By denying any allegiance to the “racism of the past,” however, the neocons were renouncing not just the real “racism of the past,” which most conservatives of every stripe have long done, but the perfectly legitimate conservatism of the past—the conservatism Senator Lott’s voting record represents.  The neoconservatives were trying to create a conservatism that openly embraces not just the “civil-rights movements as originally defined” but most of what the “civil-rights movement as currently established” demands—the renunciation of the Confederacy and its symbols and icons; the acceptance of Martin Luther King, Jr., his holiday, and his creed of “radical reconstruction”; the extended Voting Rights Act of 1982; acts of international aggression against such nations as South Africa simply because their racial policies differ from those endorsed by the left and the pseudoright; and, finally, the mass immigration, multiculturalism, and anti-white hatred of today.  Having swallowed virtually every claim of the left that European-American civilization is a “racist” order and that such “racism” is too wicked and irredeemable to be tolerated, the neocons move merrily and logically down the road built by the left to outright rejection of the entire civilization and the people who created it.  What else does their insistence that America is an “idea,” a “proposition,” or a “creed” mean but the abandonment of the historic reality of American culture and tradition in favor of the most abstract and meaningless utopia and the embracing of the antithesis of what remains, even today, a respectable and defensible conservatism?

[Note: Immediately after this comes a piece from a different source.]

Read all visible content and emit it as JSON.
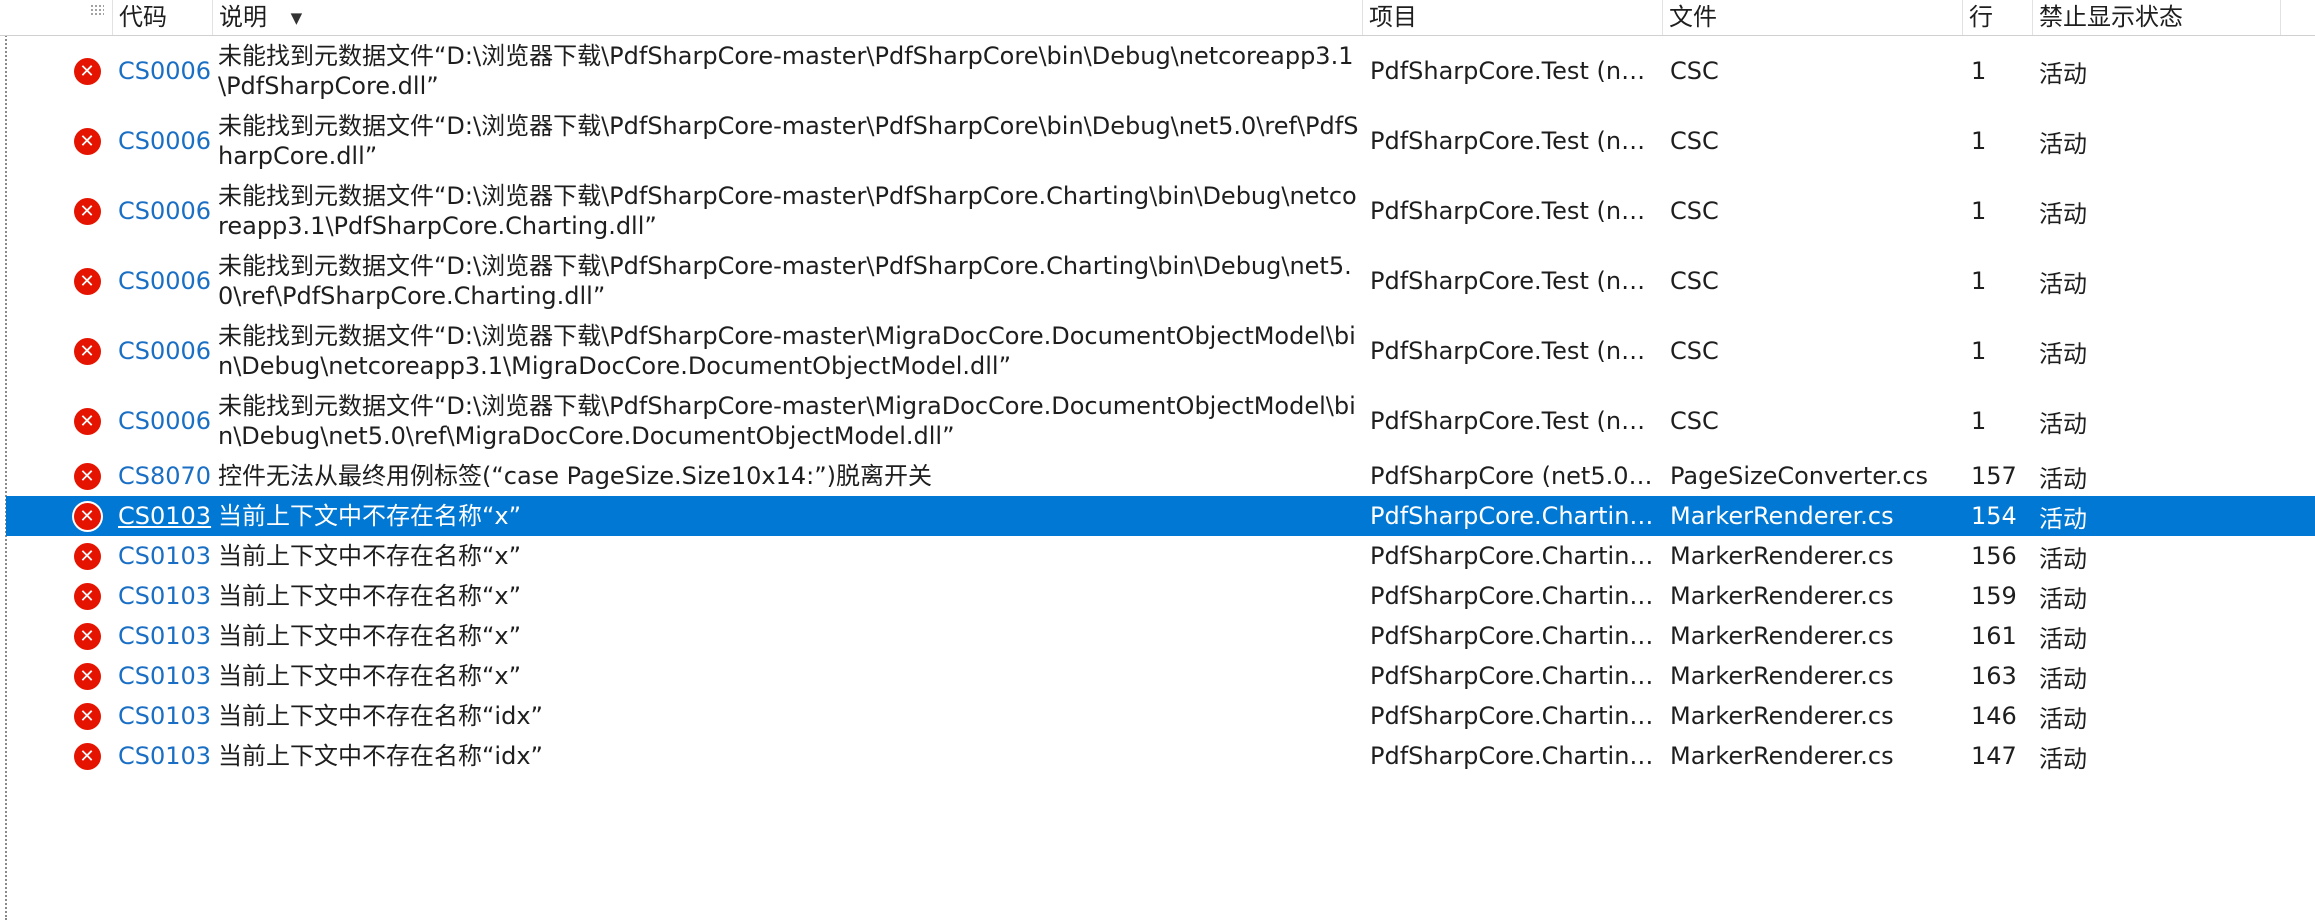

At least, it was respectable and defensible until the neocons invited themselves into the discussion.  Their contribution—and this is what lent the Lott episode a significance beyond that of the ordinary cut and thrust of day-to-day politics—was to assist the left in delegitimizing the respectable and defensible conservatism that seeks to protect and defend a particular civilization and people.  What neither the Democratic Party, the Reverends Jackson and Sharpton, the Washington Post, nor anyone else in the panoply of the left could accomplish, the neoconservatives were able to complete—because they had already established themselves, with the help of the left, as the legitimate voice of the permissible right.

It is likely that the long-term effect of the Lott episode—even more than the Republicans’ abandonment of the “Southern strategy” (denounced by Bill Kristol in the wake of the Lott affair) or their pretended adoption of the “Hispanic strategy”—will be to push the party even further to the left on race, immigration, and “civil rights.”  As the dominant voice of the right, the neoconservatives have shown that they will not hesitate to destroy a senior conservative Republican leader if he deviates from their ideological preferences and premises on such issues and that there can be no media and, therefore, no significant political support for such a leader.  The neoconservatives now define what is and what is not respectable and defensible conservatism, and their definition does not include the voting record of Mr. Lott—or of Barry Goldwater, Jesse Helms, Strom Thurmond, and most other conservatives.  At the present, there is no significant political force in American politics able to challenge their claim that they are the only legitimate expression of the political right.  Maybe it is time somebody started just such an alternative force.